The series was published between January and December 2014.
The Steel Construction Institute has been a trusted independent source of information and engineering expertise in the steel construction industry for 30 years.
This article discusses connection behaviour, design methodology and the classifications given in BS EN 1993-1-8. Connection design for structural integrity and the use of preloaded assemblies are introduced. Challenges connected with multi-member or unorthodox connections are also discussed.
Publish Date - N/A
The provision of beams with web openings has become a common method of incorporating services within the structural depth of a floor. Although specialist software is available to design such beams, guidance regarding sizing, spacing and best practice is useful for engineers performing scheme design.
This article provides some background and then focuses on the practicalities of steel frame design to Eurocode 3.
This article focuses on light steel framing, which is becoming increasingly popular in a wide range of applications; used not only as secondary steelwork, but also as primary load-bearing elements.
Portal frame buildings despite being very common, are a structural form with features that present particular challenges; this has led to specialisation by some designers and manufacturers. The purpose of this final article in the series is to identify and discuss these features, which are not usually found in buildings of more than one storey.
Shear connection in steel-concrete composite beams has been the subject of some interest over recent years, with several international research groups reconsidering both the resistance and ductility of shear studs.
This article explains the formation of the concrete flange of a composite beam using pre-cast units, highlighting the associated benefits.
The first in a ‘steel construction’ sub-series, this article discusses the often competing demands on the structural designer to balance frame cost against architectural demands and the cost of other building components, such as curtain walling.
This article looks at the concrete slab, considering the beam effective flange and how disruption to the concrete can be accommodated.
This final article in the composite part of this construction compendium looks at three aspects of construction; the provision of lateral restraint to the beams, whether the steelwork is propped and how the concrete is levelled.
Modern building services cost up to three times as much as the structural steelwork in a typical commercial building. Steel frame design needs to be considered in the context of the overall building cost, where early design decisions concerning structural layouts have a significant impact on the building services.

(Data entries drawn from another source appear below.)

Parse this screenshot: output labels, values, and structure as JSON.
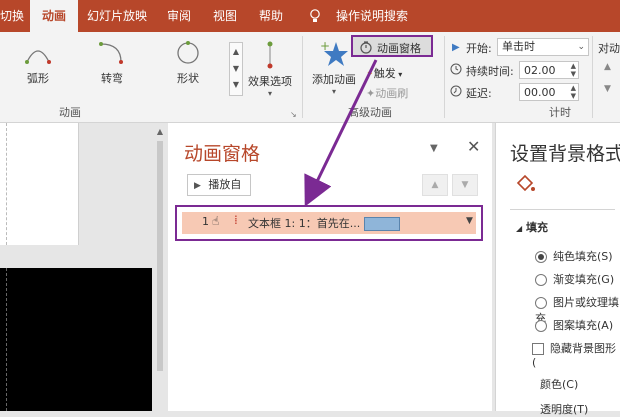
{
  "tabs": [
    "切换",
    "动画",
    "幻灯片放映",
    "审阅",
    "视图",
    "帮助",
    "操作说明搜索"
  ],
  "ribbon": {
    "effects": [
      "弧形",
      "转弯",
      "形状"
    ],
    "effect_options": "效果选项",
    "group_animation": "动画",
    "add_animation": "添加动画",
    "animation_pane": "动画窗格",
    "trigger": "触发",
    "animation_painter": "动画刷",
    "group_advanced": "高级动画",
    "start_label": "开始:",
    "start_value": "单击时",
    "duration_label": "持续时间:",
    "duration_value": "02.00",
    "delay_label": "延迟:",
    "delay_value": "00.00",
    "group_timing": "计时",
    "reorder_partial": "对动"
  },
  "anim_pane": {
    "title": "动画窗格",
    "play_button": "播放自",
    "item_number": "1",
    "item_text": "文本框 1: 1：首先在..."
  },
  "bg_pane": {
    "title": "设置背景格式",
    "section": "填充",
    "options": [
      "纯色填充(S)",
      "渐变填充(G)",
      "图片或纹理填充",
      "图案填充(A)"
    ],
    "hide_bg": "隐藏背景图形(",
    "color_label": "颜色(C)",
    "transparency_partial": "透明度(T)"
  },
  "colors": {
    "accent": "#b7472a",
    "highlight": "#7b2a93",
    "item_bg": "#f7c9b4"
  }
}
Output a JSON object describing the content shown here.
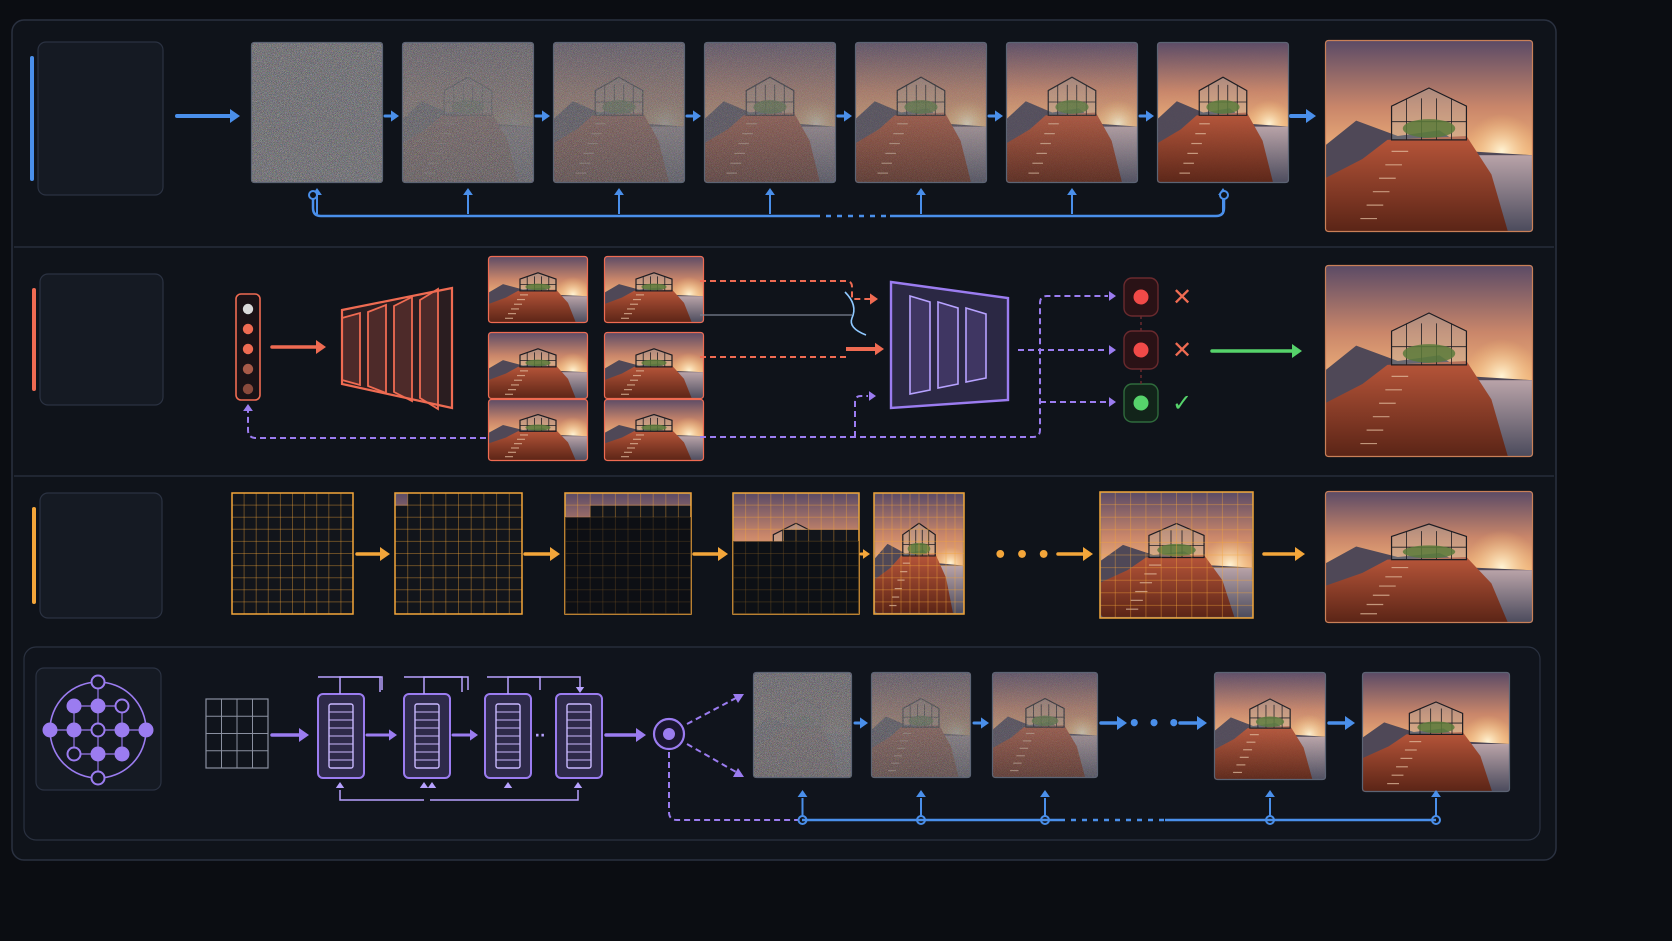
{
  "colors": {
    "background": "#0b0d12",
    "panel": "#11151d",
    "panel_border": "#2a3140",
    "blue": "#4a8fea",
    "red": "#ef6b52",
    "orange": "#f4a63a",
    "purple": "#9b7cf0",
    "green": "#56d36b",
    "red_dot": "#f04a48"
  },
  "rows": [
    {
      "id": "diffusion",
      "accent": "blue",
      "icon": "spiral-particles-icon",
      "steps": 7
    },
    {
      "id": "gan",
      "accent": "red",
      "icon": "neural-network-icon",
      "samples": 6,
      "verdicts": [
        "reject",
        "reject",
        "accept"
      ]
    },
    {
      "id": "autoregressive",
      "accent": "orange",
      "icon": "grid-icon",
      "stages": 6
    },
    {
      "id": "transformer",
      "accent": "purple",
      "icon": "token-graph-icon",
      "blocks": 4,
      "outputs": 5
    }
  ],
  "legend_symbols": {
    "reject": "✕",
    "accept": "✓",
    "ellipsis": "• • •"
  }
}
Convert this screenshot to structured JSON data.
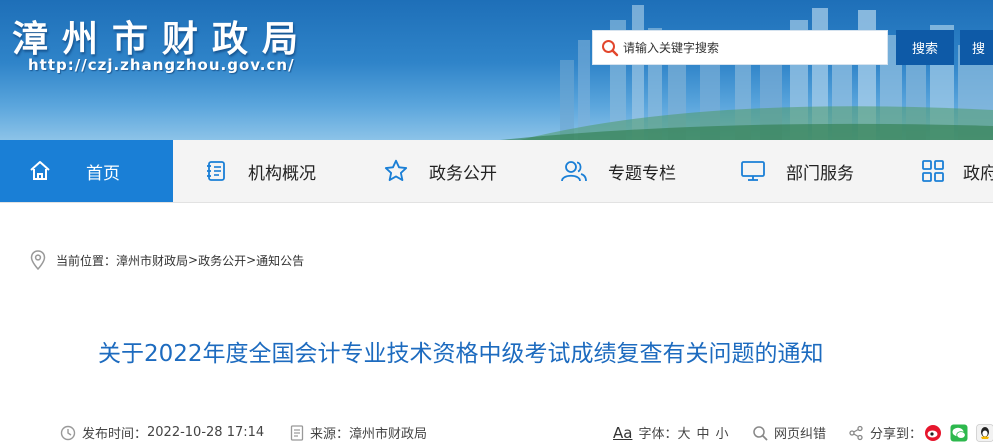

A new series from the Steel Construction Institute (SCI) begins with a look at the history of composite construction and the development of Eurocode 4.